Reading Note: Version Control System
Version control/source control systems allow developers to track and control changes to code over time. These services often include the abilities:
- Make atomic revisions to code
- Branch/fork off of specific points
- Compare versions of code.
They are useful in determining the who, what, when, and why code changes are made.
Document History: The version control system also contains the information of the author, date, and notes on each change. The complete history will help us:
- Go back to the previous versions to define the root cause of a bug.
- Go back to a stable version in case we need to revert an incident on Production.
Branching and Merging:
- Branching allows a team member to work on the same file concurrently. The changes are independent without affecting the contribution of the collaborators.
- Merging allows team members to merge other members’ independent works without conflicts.
Traceability: A version control system provides evidence of all revisions and changes over time.
- Traceability helps us to work effectively with legacy code.
- Traceability helps us to estimate future work with any accuracy.
Types of Version Control System
- Local Version Control Systems
- Centralized Version Control Systems
- Distributed Version Control Systems
Local Version Control Systems maintain track of files in the local system. Every file is stored as a patch. Every patch set contains only the changes made to the file since its last version.

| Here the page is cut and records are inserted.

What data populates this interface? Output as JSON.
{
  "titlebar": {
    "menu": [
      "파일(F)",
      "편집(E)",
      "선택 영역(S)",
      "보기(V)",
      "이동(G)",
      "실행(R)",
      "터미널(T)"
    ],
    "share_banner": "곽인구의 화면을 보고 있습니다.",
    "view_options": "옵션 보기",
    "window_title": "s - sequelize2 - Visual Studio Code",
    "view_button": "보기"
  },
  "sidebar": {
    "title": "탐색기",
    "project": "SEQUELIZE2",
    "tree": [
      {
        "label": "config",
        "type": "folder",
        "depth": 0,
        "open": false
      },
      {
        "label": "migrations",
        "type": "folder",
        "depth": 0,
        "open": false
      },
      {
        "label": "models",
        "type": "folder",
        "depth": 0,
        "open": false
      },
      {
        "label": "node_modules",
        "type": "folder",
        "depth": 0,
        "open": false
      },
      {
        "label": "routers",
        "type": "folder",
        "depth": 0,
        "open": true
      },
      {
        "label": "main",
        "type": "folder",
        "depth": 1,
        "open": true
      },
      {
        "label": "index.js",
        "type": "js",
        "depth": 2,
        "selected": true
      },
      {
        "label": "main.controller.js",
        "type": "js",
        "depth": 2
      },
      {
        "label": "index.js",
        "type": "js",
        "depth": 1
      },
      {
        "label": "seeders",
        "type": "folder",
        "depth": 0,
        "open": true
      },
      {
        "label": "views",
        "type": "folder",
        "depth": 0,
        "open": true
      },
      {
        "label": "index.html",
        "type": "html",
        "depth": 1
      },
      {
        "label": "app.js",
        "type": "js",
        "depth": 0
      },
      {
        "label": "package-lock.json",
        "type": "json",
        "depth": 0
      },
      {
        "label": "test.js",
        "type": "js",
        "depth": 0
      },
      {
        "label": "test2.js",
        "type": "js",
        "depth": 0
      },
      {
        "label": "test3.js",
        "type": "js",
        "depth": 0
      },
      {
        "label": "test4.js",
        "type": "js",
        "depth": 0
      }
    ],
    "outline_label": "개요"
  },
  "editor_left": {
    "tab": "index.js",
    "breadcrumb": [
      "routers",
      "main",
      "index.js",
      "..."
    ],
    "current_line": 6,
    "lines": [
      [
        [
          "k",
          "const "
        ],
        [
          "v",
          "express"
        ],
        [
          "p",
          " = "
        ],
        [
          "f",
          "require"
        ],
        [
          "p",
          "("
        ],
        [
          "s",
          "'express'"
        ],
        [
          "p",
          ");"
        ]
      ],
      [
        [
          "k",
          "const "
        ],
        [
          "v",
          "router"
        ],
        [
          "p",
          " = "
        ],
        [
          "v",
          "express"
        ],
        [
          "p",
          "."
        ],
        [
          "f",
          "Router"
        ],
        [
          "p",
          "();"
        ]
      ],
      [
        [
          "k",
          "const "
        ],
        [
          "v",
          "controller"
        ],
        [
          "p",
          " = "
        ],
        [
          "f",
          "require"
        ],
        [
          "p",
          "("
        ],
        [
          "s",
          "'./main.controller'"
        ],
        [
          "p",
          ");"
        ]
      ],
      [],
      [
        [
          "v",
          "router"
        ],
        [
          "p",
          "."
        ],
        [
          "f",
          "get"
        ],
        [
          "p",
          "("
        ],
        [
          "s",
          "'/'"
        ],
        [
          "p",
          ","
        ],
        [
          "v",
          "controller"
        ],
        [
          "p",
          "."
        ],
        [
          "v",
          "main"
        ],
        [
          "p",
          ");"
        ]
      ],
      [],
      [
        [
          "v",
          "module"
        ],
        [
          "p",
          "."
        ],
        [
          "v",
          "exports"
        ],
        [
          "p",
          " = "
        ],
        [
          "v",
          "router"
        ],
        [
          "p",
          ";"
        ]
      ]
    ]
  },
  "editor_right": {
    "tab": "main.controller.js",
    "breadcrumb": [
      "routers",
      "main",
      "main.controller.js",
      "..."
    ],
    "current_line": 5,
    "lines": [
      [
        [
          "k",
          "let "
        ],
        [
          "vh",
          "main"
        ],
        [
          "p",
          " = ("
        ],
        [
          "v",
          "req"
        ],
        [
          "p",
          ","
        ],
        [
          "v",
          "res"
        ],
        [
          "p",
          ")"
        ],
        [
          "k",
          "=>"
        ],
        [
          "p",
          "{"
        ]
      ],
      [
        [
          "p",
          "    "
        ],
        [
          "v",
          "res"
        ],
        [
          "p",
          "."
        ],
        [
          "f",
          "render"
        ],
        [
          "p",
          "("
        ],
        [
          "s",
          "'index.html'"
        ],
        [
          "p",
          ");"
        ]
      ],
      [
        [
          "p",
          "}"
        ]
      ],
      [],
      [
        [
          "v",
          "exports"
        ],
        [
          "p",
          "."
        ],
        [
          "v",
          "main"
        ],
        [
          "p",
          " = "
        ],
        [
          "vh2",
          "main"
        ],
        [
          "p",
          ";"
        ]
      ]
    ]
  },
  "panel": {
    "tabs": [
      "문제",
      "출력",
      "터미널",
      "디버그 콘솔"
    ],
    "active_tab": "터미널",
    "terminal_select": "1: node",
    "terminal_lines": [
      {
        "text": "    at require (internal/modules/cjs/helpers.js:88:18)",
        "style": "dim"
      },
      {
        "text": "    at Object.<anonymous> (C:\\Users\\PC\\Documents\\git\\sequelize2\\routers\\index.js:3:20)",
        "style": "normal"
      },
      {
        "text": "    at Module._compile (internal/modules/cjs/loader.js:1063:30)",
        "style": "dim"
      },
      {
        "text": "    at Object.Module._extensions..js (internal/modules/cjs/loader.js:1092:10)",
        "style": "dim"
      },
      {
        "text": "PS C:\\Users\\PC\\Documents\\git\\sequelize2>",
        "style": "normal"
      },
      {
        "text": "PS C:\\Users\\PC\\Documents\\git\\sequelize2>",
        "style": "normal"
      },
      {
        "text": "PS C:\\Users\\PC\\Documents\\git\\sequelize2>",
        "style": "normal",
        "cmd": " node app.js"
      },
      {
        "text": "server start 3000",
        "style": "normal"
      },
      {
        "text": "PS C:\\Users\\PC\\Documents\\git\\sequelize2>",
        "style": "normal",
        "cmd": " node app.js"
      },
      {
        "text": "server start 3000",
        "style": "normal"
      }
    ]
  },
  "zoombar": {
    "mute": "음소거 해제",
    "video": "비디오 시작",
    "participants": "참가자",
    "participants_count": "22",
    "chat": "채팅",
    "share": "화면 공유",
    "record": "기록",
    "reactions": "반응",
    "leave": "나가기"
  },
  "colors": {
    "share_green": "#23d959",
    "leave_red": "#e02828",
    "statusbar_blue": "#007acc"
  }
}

Centralized Version Control Systems tracked all the changes in the files under the centralized server. The centralized server includes all the information of versioned files and a list of clients that check out files from that central place.

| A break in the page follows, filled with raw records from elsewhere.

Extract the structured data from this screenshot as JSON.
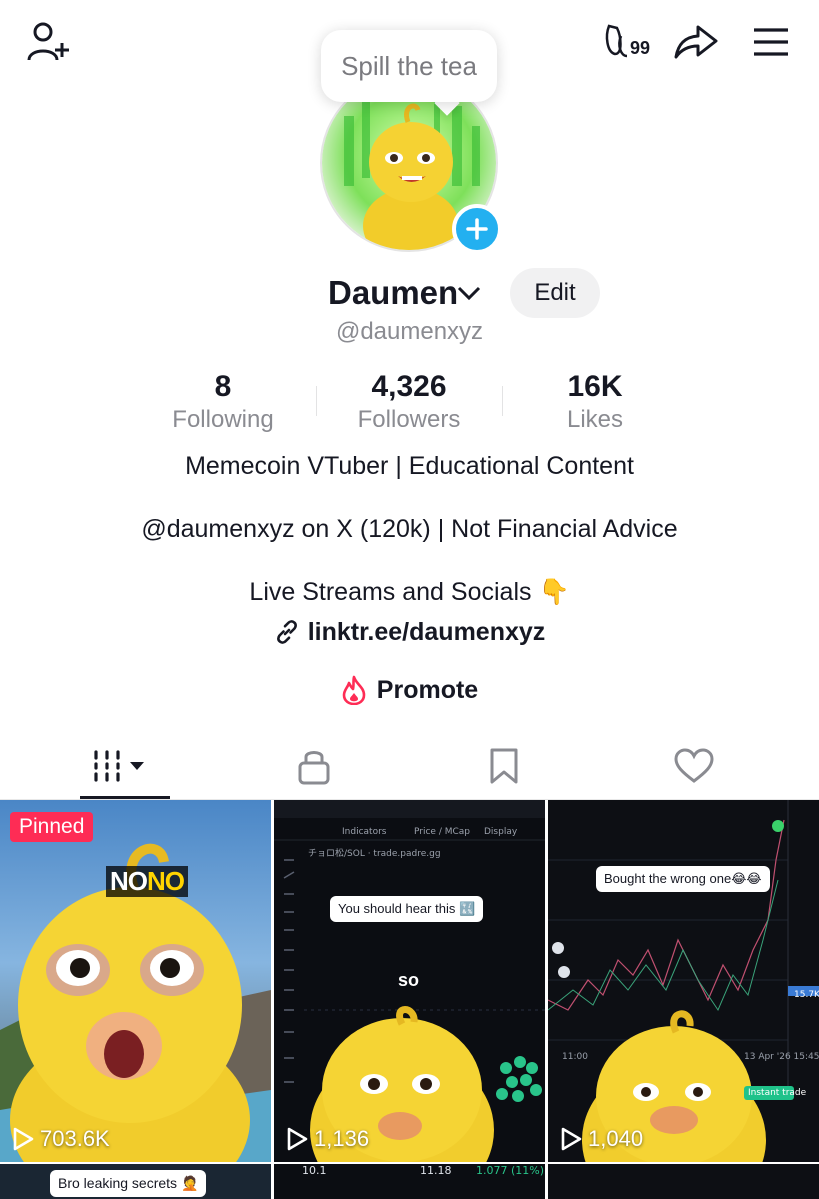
{
  "tooltip": {
    "text": "Spill the tea"
  },
  "profile": {
    "display_name": "Daumen",
    "edit_label": "Edit",
    "handle": "@daumenxyz"
  },
  "memo_badge": "99",
  "stats": [
    {
      "value": "8",
      "label": "Following"
    },
    {
      "value": "4,326",
      "label": "Followers"
    },
    {
      "value": "16K",
      "label": "Likes"
    }
  ],
  "bio": {
    "line1": "Memecoin VTuber | Educational Content",
    "line2": "@daumenxyz on X (120k) | Not Financial Advice",
    "line3": "Live Streams and Socials 👇",
    "link": "linktr.ee/daumenxyz",
    "promote": "Promote"
  },
  "videos": [
    {
      "pinned": "Pinned",
      "overlay": "NO",
      "overlay2": "NO",
      "views": "703.6K"
    },
    {
      "caption": "You should hear this 🔣",
      "subtitle": "so",
      "views": "1,136",
      "chart_header": "Indicators",
      "chart_pair": "チョロ松/SOL · trade.padre.gg",
      "price_label": "Price / MCap",
      "display_label": "Display"
    },
    {
      "caption": "Bought the wrong one😂😂",
      "views": "1,040",
      "axis_price": "15.7K",
      "date_label": "13 Apr '26 15:45",
      "time_label": "11:00",
      "instant_trade": "Instant trade"
    },
    {
      "caption": "Bro leaking secrets 🤦"
    },
    {
      "stats_a": "10.1",
      "stats_b": "11.18",
      "stats_c": "1.077 (11%)"
    },
    {}
  ],
  "colors": {
    "accent": "#fe2c55",
    "avatar_plus": "#23b0f0",
    "promote": "#fe2c55"
  }
}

In Distributed Version Control Systems, the clients clone the repository including its full history. If any server dies, any of the client repositories can be copied onto the server which helps restore the server.

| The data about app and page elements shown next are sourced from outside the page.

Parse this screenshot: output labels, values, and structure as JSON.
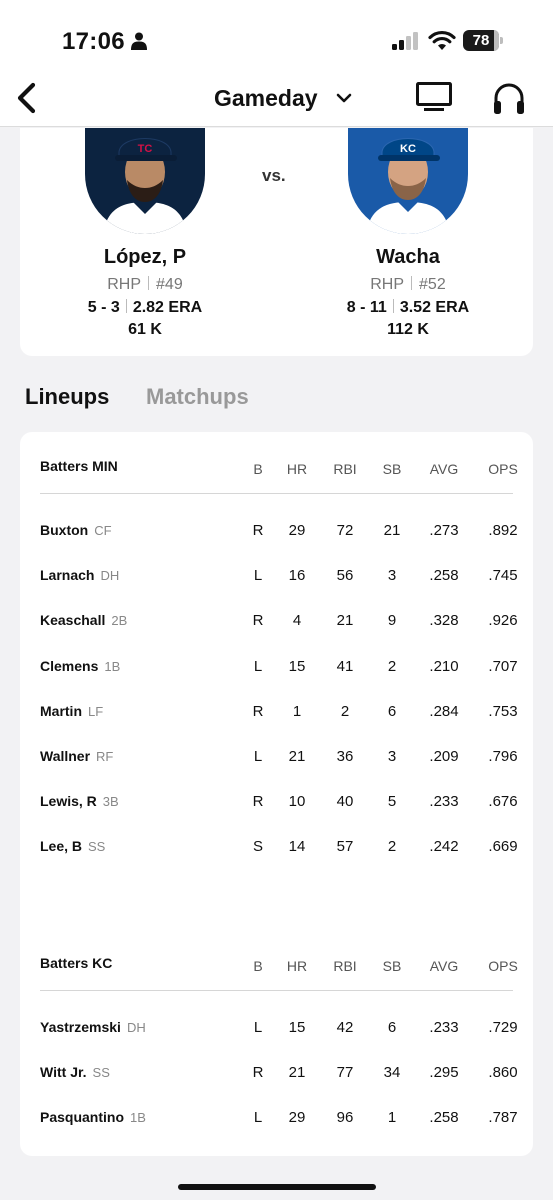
{
  "status_bar": {
    "time": "17:06",
    "battery": "78"
  },
  "nav": {
    "title": "Gameday"
  },
  "pitchers": {
    "vs": "vs.",
    "away": {
      "name": "López, P",
      "throws": "RHP",
      "number": "#49",
      "record": "5 - 3",
      "era": "2.82 ERA",
      "strikeouts": "61 K"
    },
    "home": {
      "name": "Wacha",
      "throws": "RHP",
      "number": "#52",
      "record": "8 - 11",
      "era": "3.52 ERA",
      "strikeouts": "112 K"
    }
  },
  "tabs": [
    "Lineups",
    "Matchups"
  ],
  "columns": [
    "B",
    "HR",
    "RBI",
    "SB",
    "AVG",
    "OPS"
  ],
  "lineups": [
    {
      "title": "Batters MIN",
      "rows": [
        {
          "name": "Buxton",
          "pos": "CF",
          "b": "R",
          "hr": "29",
          "rbi": "72",
          "sb": "21",
          "avg": ".273",
          "ops": ".892"
        },
        {
          "name": "Larnach",
          "pos": "DH",
          "b": "L",
          "hr": "16",
          "rbi": "56",
          "sb": "3",
          "avg": ".258",
          "ops": ".745"
        },
        {
          "name": "Keaschall",
          "pos": "2B",
          "b": "R",
          "hr": "4",
          "rbi": "21",
          "sb": "9",
          "avg": ".328",
          "ops": ".926"
        },
        {
          "name": "Clemens",
          "pos": "1B",
          "b": "L",
          "hr": "15",
          "rbi": "41",
          "sb": "2",
          "avg": ".210",
          "ops": ".707"
        },
        {
          "name": "Martin",
          "pos": "LF",
          "b": "R",
          "hr": "1",
          "rbi": "2",
          "sb": "6",
          "avg": ".284",
          "ops": ".753"
        },
        {
          "name": "Wallner",
          "pos": "RF",
          "b": "L",
          "hr": "21",
          "rbi": "36",
          "sb": "3",
          "avg": ".209",
          "ops": ".796"
        },
        {
          "name": "Lewis, R",
          "pos": "3B",
          "b": "R",
          "hr": "10",
          "rbi": "40",
          "sb": "5",
          "avg": ".233",
          "ops": ".676"
        },
        {
          "name": "Lee, B",
          "pos": "SS",
          "b": "S",
          "hr": "14",
          "rbi": "57",
          "sb": "2",
          "avg": ".242",
          "ops": ".669"
        }
      ]
    },
    {
      "title": "Batters KC",
      "rows": [
        {
          "name": "Yastrzemski",
          "pos": "DH",
          "b": "L",
          "hr": "15",
          "rbi": "42",
          "sb": "6",
          "avg": ".233",
          "ops": ".729"
        },
        {
          "name": "Witt Jr.",
          "pos": "SS",
          "b": "R",
          "hr": "21",
          "rbi": "77",
          "sb": "34",
          "avg": ".295",
          "ops": ".860"
        },
        {
          "name": "Pasquantino",
          "pos": "1B",
          "b": "L",
          "hr": "29",
          "rbi": "96",
          "sb": "1",
          "avg": ".258",
          "ops": ".787"
        }
      ]
    }
  ],
  "colors": {
    "twins_navy": "#0c2340",
    "twins_red": "#d31145",
    "royals_blue": "#004687",
    "royals_light": "#1a5aa8"
  }
}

Each clone can be considered as a full backup of all the data.
Concepts related to Version Control System
Repository is the central defined place where all the team members work and store their code. It also maintains the history.
Trunk is where you keep your main line of development. It is the directory where all the developments take place. All the check-outs are committed by the team members.
Tags help create snapshots of the project. Creating tags will keep descriptive and memorable names to a specific version in the repository.
Branches are the copy of code derived from a certain point in the trunk. If the changes work according to plan, we will merge back the changes on a branch to the trunk.
Working copy: It is the snapshot of the repository where the team member is actively working on it. Each team member has their working copy.
Commit changes: Committing code is the process of storing changes from the working copy to the central server. Commit is an atomic operation. When successful commit changes are made, other team members can pull these changes to update their working copy.